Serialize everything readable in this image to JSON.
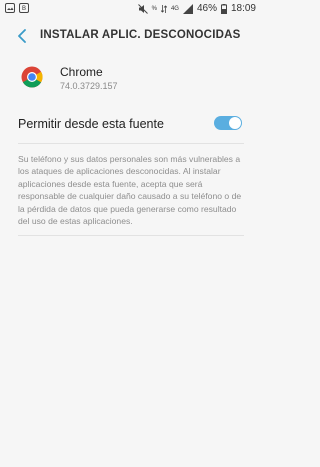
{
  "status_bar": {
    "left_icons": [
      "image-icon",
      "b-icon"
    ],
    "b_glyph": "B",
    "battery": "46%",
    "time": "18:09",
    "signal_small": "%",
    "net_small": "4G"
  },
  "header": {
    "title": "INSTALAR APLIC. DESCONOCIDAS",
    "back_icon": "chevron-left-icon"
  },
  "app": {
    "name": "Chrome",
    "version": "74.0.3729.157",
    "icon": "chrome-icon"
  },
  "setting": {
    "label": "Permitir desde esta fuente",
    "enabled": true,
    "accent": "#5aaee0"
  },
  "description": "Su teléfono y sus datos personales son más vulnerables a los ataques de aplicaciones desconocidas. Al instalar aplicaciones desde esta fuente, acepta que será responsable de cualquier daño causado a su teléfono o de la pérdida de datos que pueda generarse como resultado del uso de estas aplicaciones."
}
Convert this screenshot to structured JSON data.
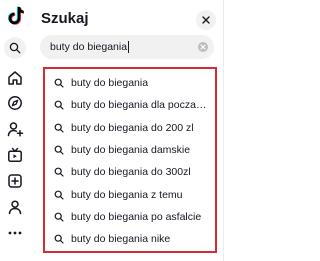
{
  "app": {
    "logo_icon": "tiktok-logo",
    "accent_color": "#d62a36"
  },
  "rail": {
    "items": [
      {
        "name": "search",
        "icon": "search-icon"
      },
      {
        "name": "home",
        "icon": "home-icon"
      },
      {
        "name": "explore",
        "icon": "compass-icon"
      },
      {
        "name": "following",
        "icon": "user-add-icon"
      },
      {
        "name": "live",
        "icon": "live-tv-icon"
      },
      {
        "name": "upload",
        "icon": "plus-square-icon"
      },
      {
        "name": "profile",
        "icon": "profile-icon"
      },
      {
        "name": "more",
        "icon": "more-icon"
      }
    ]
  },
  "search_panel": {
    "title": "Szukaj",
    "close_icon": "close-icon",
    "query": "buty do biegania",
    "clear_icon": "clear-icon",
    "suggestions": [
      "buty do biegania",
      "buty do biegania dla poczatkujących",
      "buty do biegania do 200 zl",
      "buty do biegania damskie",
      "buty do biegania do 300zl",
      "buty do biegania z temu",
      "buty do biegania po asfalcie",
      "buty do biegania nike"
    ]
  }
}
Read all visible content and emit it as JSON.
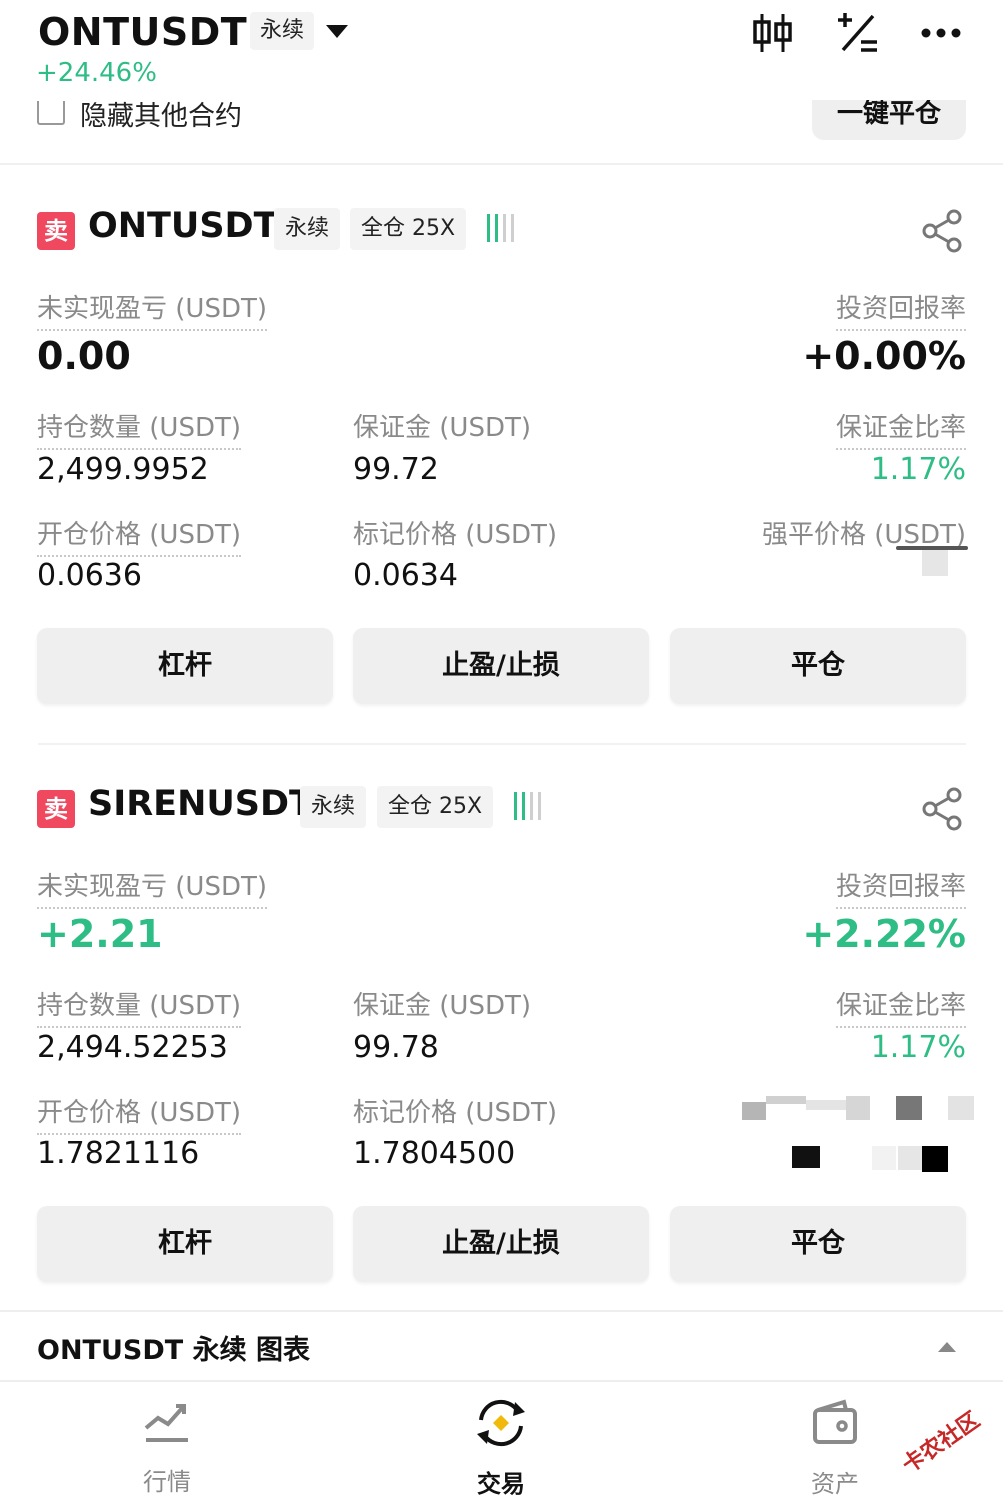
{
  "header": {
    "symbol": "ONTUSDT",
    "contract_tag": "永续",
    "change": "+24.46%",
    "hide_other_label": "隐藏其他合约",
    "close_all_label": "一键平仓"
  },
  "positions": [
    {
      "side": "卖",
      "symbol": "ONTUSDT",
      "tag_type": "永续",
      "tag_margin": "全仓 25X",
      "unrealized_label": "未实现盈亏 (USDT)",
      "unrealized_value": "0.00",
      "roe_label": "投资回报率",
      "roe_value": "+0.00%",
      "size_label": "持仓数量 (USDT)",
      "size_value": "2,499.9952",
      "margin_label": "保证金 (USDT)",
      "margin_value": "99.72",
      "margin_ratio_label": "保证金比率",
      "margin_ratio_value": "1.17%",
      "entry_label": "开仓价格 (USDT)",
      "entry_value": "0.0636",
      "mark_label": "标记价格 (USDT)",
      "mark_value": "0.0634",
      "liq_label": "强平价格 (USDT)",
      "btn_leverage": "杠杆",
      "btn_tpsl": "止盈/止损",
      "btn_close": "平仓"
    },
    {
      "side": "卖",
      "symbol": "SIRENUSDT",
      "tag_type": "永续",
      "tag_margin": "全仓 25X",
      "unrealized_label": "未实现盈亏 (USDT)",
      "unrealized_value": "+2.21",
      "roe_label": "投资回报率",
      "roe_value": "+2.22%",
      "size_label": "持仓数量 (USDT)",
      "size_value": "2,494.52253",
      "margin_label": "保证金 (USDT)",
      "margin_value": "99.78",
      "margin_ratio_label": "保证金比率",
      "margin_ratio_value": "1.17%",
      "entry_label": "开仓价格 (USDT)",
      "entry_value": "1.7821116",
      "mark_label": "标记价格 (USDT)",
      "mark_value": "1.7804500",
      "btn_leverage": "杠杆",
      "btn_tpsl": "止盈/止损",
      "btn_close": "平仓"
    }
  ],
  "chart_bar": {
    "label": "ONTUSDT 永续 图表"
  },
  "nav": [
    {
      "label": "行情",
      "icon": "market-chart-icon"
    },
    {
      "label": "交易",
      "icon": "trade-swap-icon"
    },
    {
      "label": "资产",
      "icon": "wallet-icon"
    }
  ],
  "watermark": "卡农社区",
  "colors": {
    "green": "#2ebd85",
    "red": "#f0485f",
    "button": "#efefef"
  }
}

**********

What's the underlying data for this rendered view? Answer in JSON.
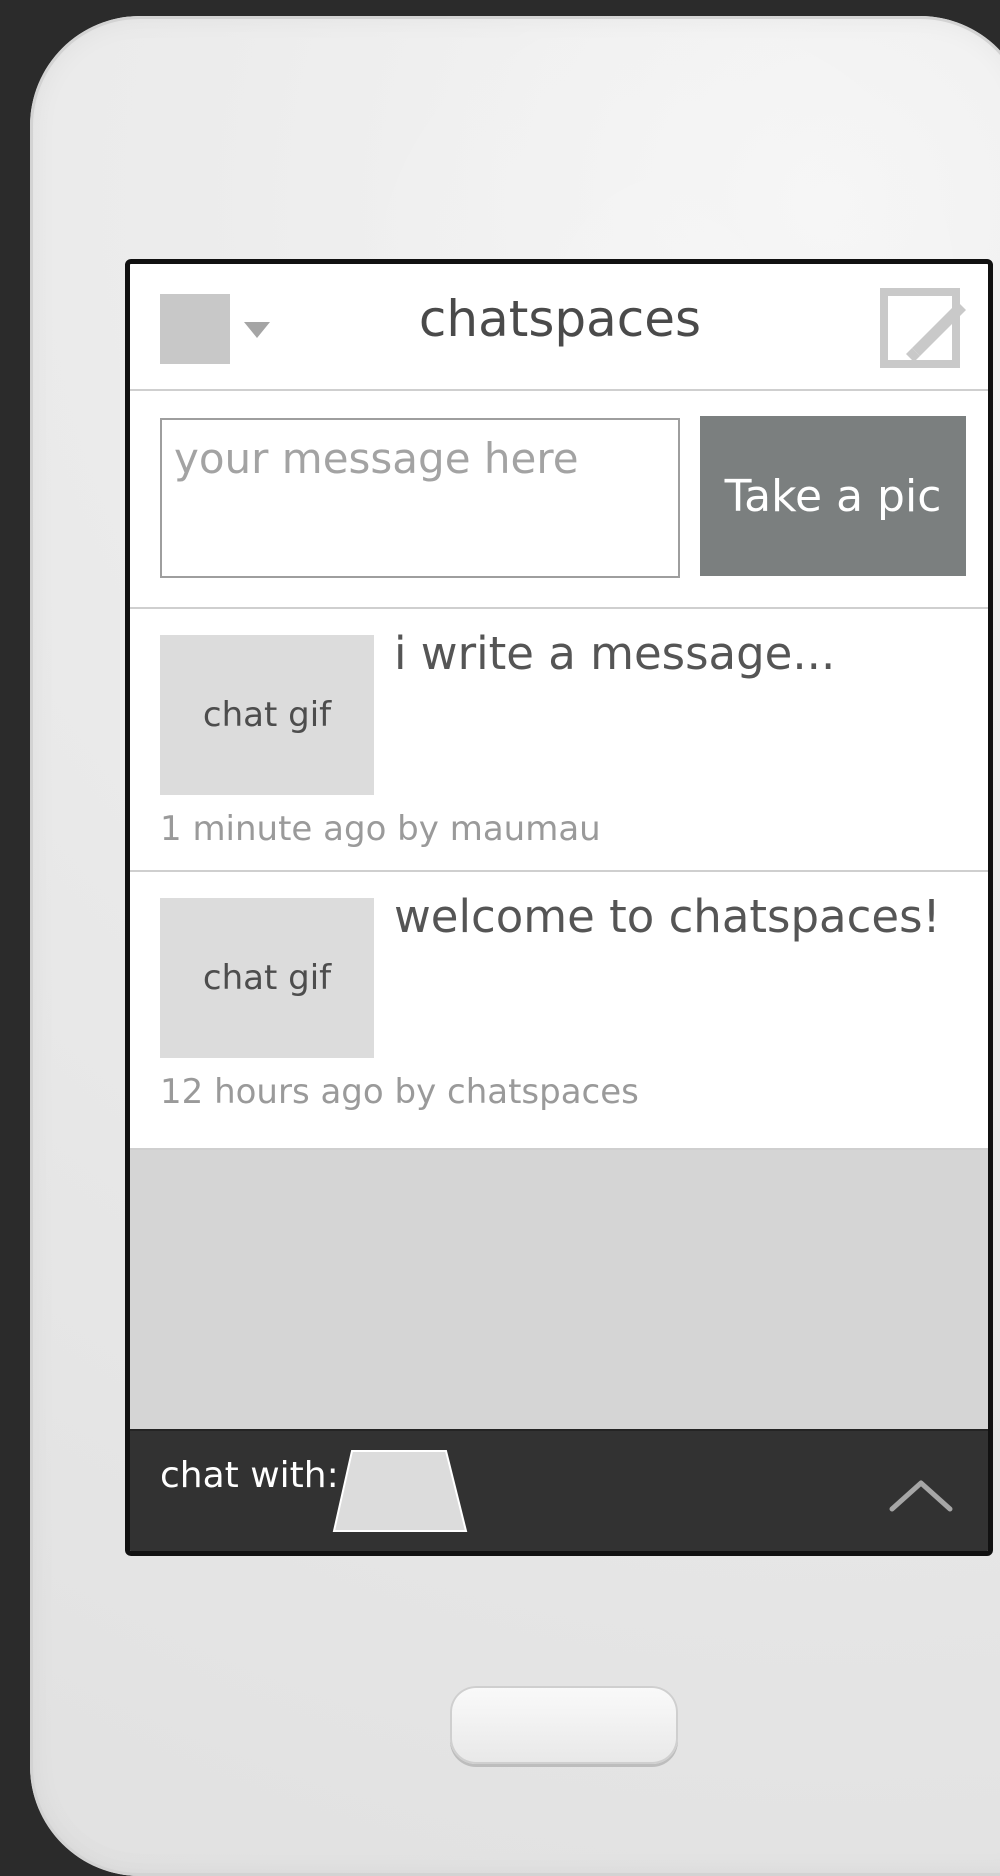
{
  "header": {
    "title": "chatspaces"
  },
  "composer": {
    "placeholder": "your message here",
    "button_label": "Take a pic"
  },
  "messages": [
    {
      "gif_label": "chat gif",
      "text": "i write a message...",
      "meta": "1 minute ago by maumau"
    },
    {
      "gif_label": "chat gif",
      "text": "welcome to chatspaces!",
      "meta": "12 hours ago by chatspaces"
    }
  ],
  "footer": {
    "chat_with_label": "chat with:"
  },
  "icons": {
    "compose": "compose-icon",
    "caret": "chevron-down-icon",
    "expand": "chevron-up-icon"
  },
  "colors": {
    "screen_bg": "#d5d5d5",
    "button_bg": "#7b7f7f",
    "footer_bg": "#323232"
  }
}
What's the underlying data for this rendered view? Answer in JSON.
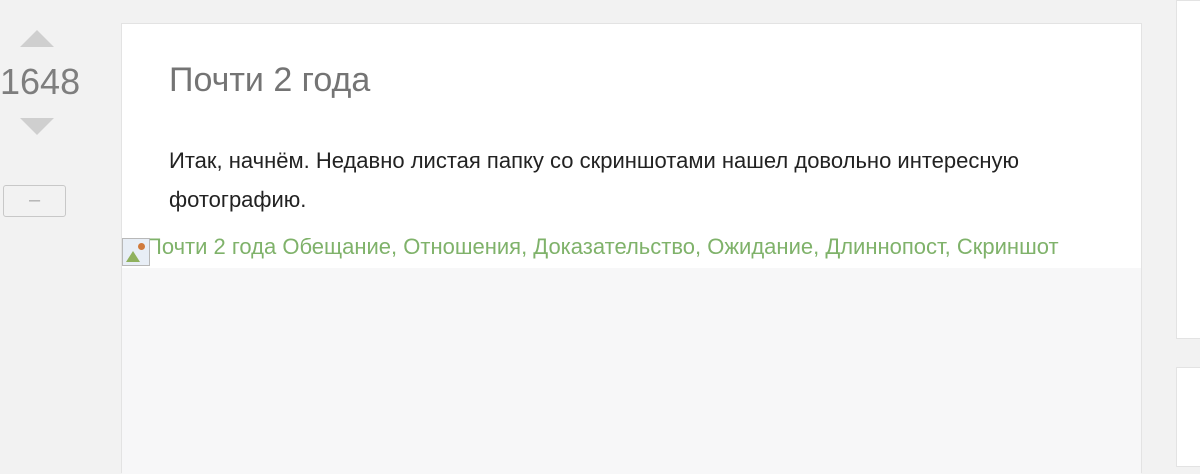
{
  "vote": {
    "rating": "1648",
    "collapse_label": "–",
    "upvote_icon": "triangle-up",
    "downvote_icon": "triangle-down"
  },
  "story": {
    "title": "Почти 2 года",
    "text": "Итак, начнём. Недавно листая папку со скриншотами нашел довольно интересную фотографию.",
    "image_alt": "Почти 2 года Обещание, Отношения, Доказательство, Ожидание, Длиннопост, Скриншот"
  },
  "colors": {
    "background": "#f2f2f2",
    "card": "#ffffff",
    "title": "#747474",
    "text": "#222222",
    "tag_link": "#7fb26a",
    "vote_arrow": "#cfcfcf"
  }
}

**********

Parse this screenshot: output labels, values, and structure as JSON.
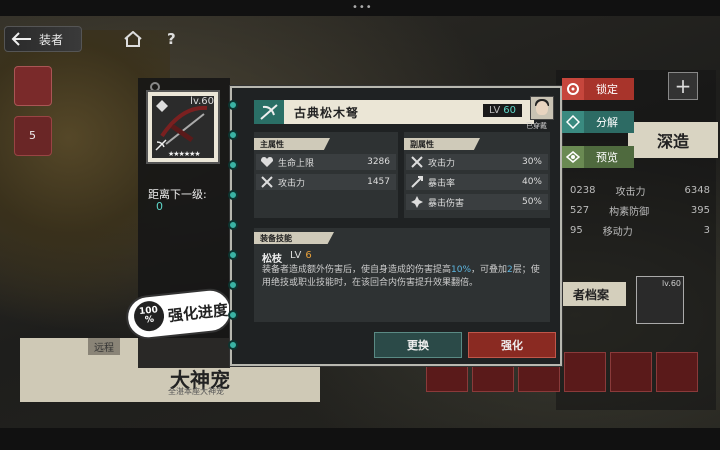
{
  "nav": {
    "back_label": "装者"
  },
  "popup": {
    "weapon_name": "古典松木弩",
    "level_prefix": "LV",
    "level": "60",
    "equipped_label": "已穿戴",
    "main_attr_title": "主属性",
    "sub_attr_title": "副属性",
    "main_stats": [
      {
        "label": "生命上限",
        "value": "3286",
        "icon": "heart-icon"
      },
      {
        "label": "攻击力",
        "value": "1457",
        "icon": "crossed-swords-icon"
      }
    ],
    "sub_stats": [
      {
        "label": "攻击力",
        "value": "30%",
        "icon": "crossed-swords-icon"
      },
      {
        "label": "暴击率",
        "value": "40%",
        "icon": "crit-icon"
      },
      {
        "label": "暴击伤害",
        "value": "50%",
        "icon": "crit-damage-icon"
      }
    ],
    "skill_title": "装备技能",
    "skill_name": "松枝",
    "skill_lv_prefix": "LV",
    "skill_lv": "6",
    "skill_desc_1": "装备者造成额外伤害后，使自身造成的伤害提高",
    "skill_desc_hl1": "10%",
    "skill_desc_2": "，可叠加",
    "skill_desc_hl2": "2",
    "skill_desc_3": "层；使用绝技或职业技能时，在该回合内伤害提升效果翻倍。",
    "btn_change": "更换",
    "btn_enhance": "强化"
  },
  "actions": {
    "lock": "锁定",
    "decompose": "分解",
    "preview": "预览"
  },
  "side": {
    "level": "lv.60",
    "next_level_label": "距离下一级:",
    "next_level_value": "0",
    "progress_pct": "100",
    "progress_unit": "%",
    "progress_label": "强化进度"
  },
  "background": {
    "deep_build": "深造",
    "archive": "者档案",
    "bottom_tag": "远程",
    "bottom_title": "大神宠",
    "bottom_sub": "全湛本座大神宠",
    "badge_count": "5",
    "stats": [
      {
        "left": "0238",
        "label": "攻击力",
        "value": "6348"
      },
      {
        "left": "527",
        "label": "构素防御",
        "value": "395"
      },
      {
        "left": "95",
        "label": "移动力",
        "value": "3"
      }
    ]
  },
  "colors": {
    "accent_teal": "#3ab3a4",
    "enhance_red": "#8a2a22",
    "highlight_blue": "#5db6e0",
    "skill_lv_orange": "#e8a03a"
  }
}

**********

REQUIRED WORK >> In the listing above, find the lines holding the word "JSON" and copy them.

RESPONSE TO THIS TASK >>
Serialize everything readable in this image to JSON.
Convert this screenshot to structured JSON data.
Read all visible content and emit it as JSON.
What's the underlying data for this rendered view? Answer in JSON.
What's the underlying data for this rendered view? Answer in JSON.
Parse this screenshot: output labels, values, and structure as JSON.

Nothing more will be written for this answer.